All renovations will use sustainable wood and the most environment-friendly products possible, and they plan to reuse or recycle as much of the remaining material as possible
Field says that their emphasis on a green roof came about for three reasons. Firstly, wanting to create an urban green space but without extra land of their own, they decided to turn to an unused space of their own: the roof. The space will not only reduce their carbon footprint and improve the air quality in a crowded city, but also provide organic food for the community. Secondly, they’re hoping that it serves as a model for other local theaters, saying, “If all theaters in New York City followed our example, the reduction of our collective carbon footprint would be extraordinary. “ Lastly, they realized that it would cut down on their long-term energy costs by reducing heating and cooling expenses, and might even help to prolong the operational life of the roof itself.

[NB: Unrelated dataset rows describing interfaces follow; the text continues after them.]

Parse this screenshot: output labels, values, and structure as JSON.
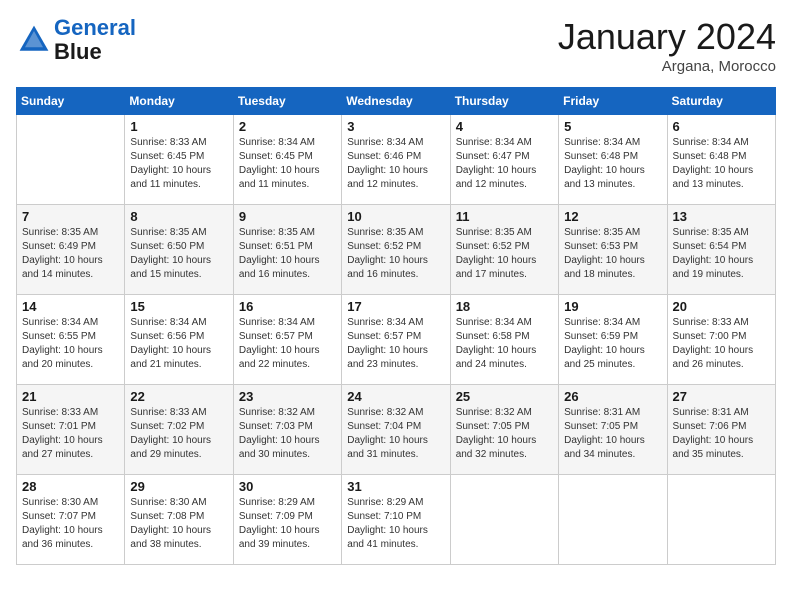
{
  "header": {
    "logo_line1": "General",
    "logo_line2": "Blue",
    "month": "January 2024",
    "location": "Argana, Morocco"
  },
  "weekdays": [
    "Sunday",
    "Monday",
    "Tuesday",
    "Wednesday",
    "Thursday",
    "Friday",
    "Saturday"
  ],
  "weeks": [
    [
      {
        "num": "",
        "sunrise": "",
        "sunset": "",
        "daylight": ""
      },
      {
        "num": "1",
        "sunrise": "Sunrise: 8:33 AM",
        "sunset": "Sunset: 6:45 PM",
        "daylight": "Daylight: 10 hours and 11 minutes."
      },
      {
        "num": "2",
        "sunrise": "Sunrise: 8:34 AM",
        "sunset": "Sunset: 6:45 PM",
        "daylight": "Daylight: 10 hours and 11 minutes."
      },
      {
        "num": "3",
        "sunrise": "Sunrise: 8:34 AM",
        "sunset": "Sunset: 6:46 PM",
        "daylight": "Daylight: 10 hours and 12 minutes."
      },
      {
        "num": "4",
        "sunrise": "Sunrise: 8:34 AM",
        "sunset": "Sunset: 6:47 PM",
        "daylight": "Daylight: 10 hours and 12 minutes."
      },
      {
        "num": "5",
        "sunrise": "Sunrise: 8:34 AM",
        "sunset": "Sunset: 6:48 PM",
        "daylight": "Daylight: 10 hours and 13 minutes."
      },
      {
        "num": "6",
        "sunrise": "Sunrise: 8:34 AM",
        "sunset": "Sunset: 6:48 PM",
        "daylight": "Daylight: 10 hours and 13 minutes."
      }
    ],
    [
      {
        "num": "7",
        "sunrise": "Sunrise: 8:35 AM",
        "sunset": "Sunset: 6:49 PM",
        "daylight": "Daylight: 10 hours and 14 minutes."
      },
      {
        "num": "8",
        "sunrise": "Sunrise: 8:35 AM",
        "sunset": "Sunset: 6:50 PM",
        "daylight": "Daylight: 10 hours and 15 minutes."
      },
      {
        "num": "9",
        "sunrise": "Sunrise: 8:35 AM",
        "sunset": "Sunset: 6:51 PM",
        "daylight": "Daylight: 10 hours and 16 minutes."
      },
      {
        "num": "10",
        "sunrise": "Sunrise: 8:35 AM",
        "sunset": "Sunset: 6:52 PM",
        "daylight": "Daylight: 10 hours and 16 minutes."
      },
      {
        "num": "11",
        "sunrise": "Sunrise: 8:35 AM",
        "sunset": "Sunset: 6:52 PM",
        "daylight": "Daylight: 10 hours and 17 minutes."
      },
      {
        "num": "12",
        "sunrise": "Sunrise: 8:35 AM",
        "sunset": "Sunset: 6:53 PM",
        "daylight": "Daylight: 10 hours and 18 minutes."
      },
      {
        "num": "13",
        "sunrise": "Sunrise: 8:35 AM",
        "sunset": "Sunset: 6:54 PM",
        "daylight": "Daylight: 10 hours and 19 minutes."
      }
    ],
    [
      {
        "num": "14",
        "sunrise": "Sunrise: 8:34 AM",
        "sunset": "Sunset: 6:55 PM",
        "daylight": "Daylight: 10 hours and 20 minutes."
      },
      {
        "num": "15",
        "sunrise": "Sunrise: 8:34 AM",
        "sunset": "Sunset: 6:56 PM",
        "daylight": "Daylight: 10 hours and 21 minutes."
      },
      {
        "num": "16",
        "sunrise": "Sunrise: 8:34 AM",
        "sunset": "Sunset: 6:57 PM",
        "daylight": "Daylight: 10 hours and 22 minutes."
      },
      {
        "num": "17",
        "sunrise": "Sunrise: 8:34 AM",
        "sunset": "Sunset: 6:57 PM",
        "daylight": "Daylight: 10 hours and 23 minutes."
      },
      {
        "num": "18",
        "sunrise": "Sunrise: 8:34 AM",
        "sunset": "Sunset: 6:58 PM",
        "daylight": "Daylight: 10 hours and 24 minutes."
      },
      {
        "num": "19",
        "sunrise": "Sunrise: 8:34 AM",
        "sunset": "Sunset: 6:59 PM",
        "daylight": "Daylight: 10 hours and 25 minutes."
      },
      {
        "num": "20",
        "sunrise": "Sunrise: 8:33 AM",
        "sunset": "Sunset: 7:00 PM",
        "daylight": "Daylight: 10 hours and 26 minutes."
      }
    ],
    [
      {
        "num": "21",
        "sunrise": "Sunrise: 8:33 AM",
        "sunset": "Sunset: 7:01 PM",
        "daylight": "Daylight: 10 hours and 27 minutes."
      },
      {
        "num": "22",
        "sunrise": "Sunrise: 8:33 AM",
        "sunset": "Sunset: 7:02 PM",
        "daylight": "Daylight: 10 hours and 29 minutes."
      },
      {
        "num": "23",
        "sunrise": "Sunrise: 8:32 AM",
        "sunset": "Sunset: 7:03 PM",
        "daylight": "Daylight: 10 hours and 30 minutes."
      },
      {
        "num": "24",
        "sunrise": "Sunrise: 8:32 AM",
        "sunset": "Sunset: 7:04 PM",
        "daylight": "Daylight: 10 hours and 31 minutes."
      },
      {
        "num": "25",
        "sunrise": "Sunrise: 8:32 AM",
        "sunset": "Sunset: 7:05 PM",
        "daylight": "Daylight: 10 hours and 32 minutes."
      },
      {
        "num": "26",
        "sunrise": "Sunrise: 8:31 AM",
        "sunset": "Sunset: 7:05 PM",
        "daylight": "Daylight: 10 hours and 34 minutes."
      },
      {
        "num": "27",
        "sunrise": "Sunrise: 8:31 AM",
        "sunset": "Sunset: 7:06 PM",
        "daylight": "Daylight: 10 hours and 35 minutes."
      }
    ],
    [
      {
        "num": "28",
        "sunrise": "Sunrise: 8:30 AM",
        "sunset": "Sunset: 7:07 PM",
        "daylight": "Daylight: 10 hours and 36 minutes."
      },
      {
        "num": "29",
        "sunrise": "Sunrise: 8:30 AM",
        "sunset": "Sunset: 7:08 PM",
        "daylight": "Daylight: 10 hours and 38 minutes."
      },
      {
        "num": "30",
        "sunrise": "Sunrise: 8:29 AM",
        "sunset": "Sunset: 7:09 PM",
        "daylight": "Daylight: 10 hours and 39 minutes."
      },
      {
        "num": "31",
        "sunrise": "Sunrise: 8:29 AM",
        "sunset": "Sunset: 7:10 PM",
        "daylight": "Daylight: 10 hours and 41 minutes."
      },
      {
        "num": "",
        "sunrise": "",
        "sunset": "",
        "daylight": ""
      },
      {
        "num": "",
        "sunrise": "",
        "sunset": "",
        "daylight": ""
      },
      {
        "num": "",
        "sunrise": "",
        "sunset": "",
        "daylight": ""
      }
    ]
  ]
}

TNC’s plan is ambitious, and the obstacles to fundraising in today’s economic climate are many, but Field remains positive and determined to keep working towards a greener planet. She urges relentless perseverance and gradual change: “One small step and then another small step that is obtained with blood sweat and tears. But, you know, we don’t have slavery in this country anymore, right?” She believes Americans have the ability to recognize their mistakes and change their ways. She jokes, “We smoked, and then we got cancer. But then we gave it up. We learn.”
When asked what recommendations she would give to other theaters looking to go green, Field suggests that they start with green committees made up of staff and audience members, and that they address how the theaters can save money right away by greening their basic operations, from buying green janitorial products, to switching out lightbulbs, to recycling everything possible. She advocates going online to learn about the basic ways to green a business and to start applying those practices. Lastly, she suggests that you “start talking about green on your own website. Put your plans on your website and people will start to contact you who want to get involved.”
According to Field, it is the theater’s job to be a part of the solution: “The theater is going to tell us that things can be solved.” She maintains that theater is good at reinforcing the message of going green to people who already support that cause – the converted. “The converted need inspiration to go on and do the work that needs to be done. Theater is of great value in that way.”
More information on TNC’s green roof via their website